Task description
The material below should be copied line for line, please, with pictures omitted.

= = =

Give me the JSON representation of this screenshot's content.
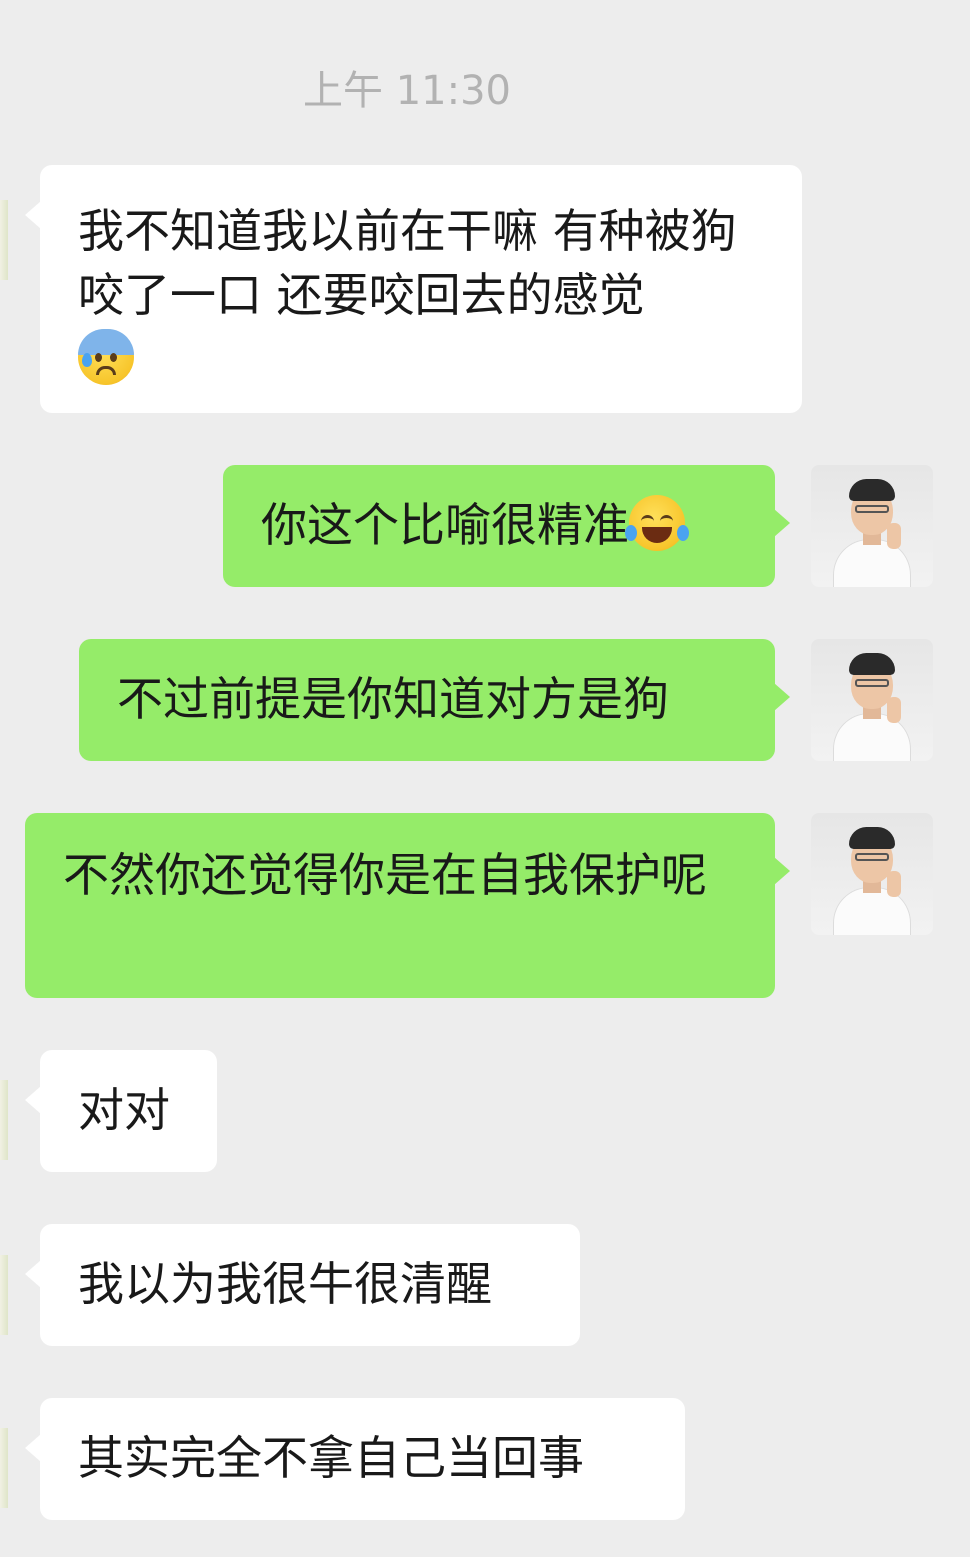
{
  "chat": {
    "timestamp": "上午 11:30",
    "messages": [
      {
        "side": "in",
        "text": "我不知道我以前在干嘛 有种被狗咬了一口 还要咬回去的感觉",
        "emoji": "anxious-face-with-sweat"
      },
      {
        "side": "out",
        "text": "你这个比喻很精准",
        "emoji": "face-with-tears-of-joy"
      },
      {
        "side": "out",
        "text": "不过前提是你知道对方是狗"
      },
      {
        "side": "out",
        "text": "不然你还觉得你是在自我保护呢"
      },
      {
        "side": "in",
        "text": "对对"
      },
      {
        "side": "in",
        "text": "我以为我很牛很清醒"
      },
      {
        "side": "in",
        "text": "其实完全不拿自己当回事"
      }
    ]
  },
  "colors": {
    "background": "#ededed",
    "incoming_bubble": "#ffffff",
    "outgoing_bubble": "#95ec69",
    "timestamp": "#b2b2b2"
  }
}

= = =

Finished task
Give me the JSON representation of this screenshot's content.
{
  "chat": {
    "timestamp": "上午 11:30",
    "messages": [
      {
        "side": "in",
        "text": "我不知道我以前在干嘛 有种被狗咬了一口 还要咬回去的感觉",
        "emoji": "anxious-face-with-sweat"
      },
      {
        "side": "out",
        "text": "你这个比喻很精准",
        "emoji": "face-with-tears-of-joy"
      },
      {
        "side": "out",
        "text": "不过前提是你知道对方是狗"
      },
      {
        "side": "out",
        "text": "不然你还觉得你是在自我保护呢"
      },
      {
        "side": "in",
        "text": "对对"
      },
      {
        "side": "in",
        "text": "我以为我很牛很清醒"
      },
      {
        "side": "in",
        "text": "其实完全不拿自己当回事"
      }
    ]
  },
  "colors": {
    "background": "#ededed",
    "incoming_bubble": "#ffffff",
    "outgoing_bubble": "#95ec69",
    "timestamp": "#b2b2b2"
  }
}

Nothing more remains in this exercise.